On Nov. 18, 2011, the CAFC heard oral argument in Akamai Technologies Inc. v. Limelight Networks Inc. and McKesson Technologies Inc. v. Epic Systems Corp. to determine the nature and scope of direct and indirect liability between defendants performing some, but not all, of the steps of a method patent.

Akamai Technologies: At issue in Akamai was a method claim directed to a content delivery service that could locate embedded objects stored on a server. Limelight, the accused infringer, practiced part of Akamai’s patented method by operating a server and instructing its customers how to tag objects as per a user contract. Based on these facts, the CAFC held that Limelight did not directly infringe Akami’s patent because Limelight lacked direct or exert control over customer actions. First, there was no agency relationship. Second, the contract did not “obligate” performance; instead, it explained how to perform the steps and users chose whether to use Limelight’s system. Therefore, the Divided Infringement doctrine as currently constituted did not apply.

In April 2011, the CAFC granted Akamai’s en banc petition and will decide the following question: “If separate entities each perform separate steps of a method claim, under what circumstances would that claim be directly infringed and to what extent would each of the parties be liable?” In answering this question, the CAFC will attempt to clarify the nature and scope of direct liability between multiple parties whose combined actions infringe a method.

Currently, Divided Infringement allocates liability to only one party — that is, the mastermind defendant. The controlled party is not liable at all. It is postulated that the CAFC may alter this outcome and allow a form of joint liability to more accurately reflect the defendants’ commercial relationship. .

McKesson Technologies: At issue in McKesson was a claim directed to an electronic method of communication between health care providers and patients. Epic, the accused infringer, licensed its software for personalized patient Web pages to health care providers and was accused of indirect infringement. McKesson’s patent, however, was directly infringed only when patients decided to use the Web page. McKesson argued that a doctor’s recommendation to use Epic’s software was “control.” Thus, the health care providers directly infringed, thereby providing the basis for Epic’s indirect liability. On appeal, the CAFC held that the doctor-patient relationship did not rise to the level of common law agency because the patients still had discretion to use Epic’s software. Therefore, because the health-care providers did not infringe, Epic, therefore, could not be indirectly liable.

In May 2011, the CAFC granted McKesson’s en banc petition and will decide the following questions: (1) If separate entities perform separate steps of a method claim, under what circumstances, if any, would either entity or a third party be liable for inducing infringement or for contributory infringement? (2) Does the nature of the relationship between the relevant actors — e.g., service provider/user; doctor/patient — affect the question of direct or indirect infringement liability?

The first question focuses on clarifying the nature and scope of indirect liability under the Divided Infringement doctrine. Currently, because indirect infringement liability requires a finding of direct infringement, a defendant who is not directly liable under the doctrine could not be found to be an indirect infringer.

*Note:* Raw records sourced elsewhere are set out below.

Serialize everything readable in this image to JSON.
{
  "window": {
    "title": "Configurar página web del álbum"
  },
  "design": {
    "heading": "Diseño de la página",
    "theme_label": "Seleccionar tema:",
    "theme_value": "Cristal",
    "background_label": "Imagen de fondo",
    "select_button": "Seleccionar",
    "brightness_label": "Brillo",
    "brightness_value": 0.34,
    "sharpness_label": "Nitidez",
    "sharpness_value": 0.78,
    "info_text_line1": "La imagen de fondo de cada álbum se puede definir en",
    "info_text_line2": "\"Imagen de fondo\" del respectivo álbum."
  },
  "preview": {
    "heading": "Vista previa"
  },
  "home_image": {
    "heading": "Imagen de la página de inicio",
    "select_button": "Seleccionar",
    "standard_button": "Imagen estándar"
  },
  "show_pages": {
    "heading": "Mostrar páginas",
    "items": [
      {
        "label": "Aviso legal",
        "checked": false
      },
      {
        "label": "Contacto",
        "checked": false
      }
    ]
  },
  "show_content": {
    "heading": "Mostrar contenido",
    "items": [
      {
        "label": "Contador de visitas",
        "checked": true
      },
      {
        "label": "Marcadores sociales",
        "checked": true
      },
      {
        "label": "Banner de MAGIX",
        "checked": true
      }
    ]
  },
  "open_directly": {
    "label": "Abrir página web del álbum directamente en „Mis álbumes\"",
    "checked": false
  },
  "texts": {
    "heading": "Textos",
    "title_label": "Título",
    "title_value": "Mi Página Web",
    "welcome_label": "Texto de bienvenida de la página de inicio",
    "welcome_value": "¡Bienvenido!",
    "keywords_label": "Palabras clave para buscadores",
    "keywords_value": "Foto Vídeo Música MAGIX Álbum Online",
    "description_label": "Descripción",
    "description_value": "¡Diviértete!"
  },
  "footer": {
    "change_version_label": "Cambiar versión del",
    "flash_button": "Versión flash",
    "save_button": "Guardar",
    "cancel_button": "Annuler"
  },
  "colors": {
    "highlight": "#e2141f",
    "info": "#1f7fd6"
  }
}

The second question focuses on the relationship between the “mastermind” defendant and the controlled-party. The answer to this question will likely clarify the “control or direction” requirement in light of relationships that do not fall within common law agency or contractual relationships.

The doctrine of Divided Infringement is rapidly evolving. The CAFC en banc decisions in Akami and McKesson may alter the doctrine substantially, necessitating a review of your clients’ potential patent rights and liabilities.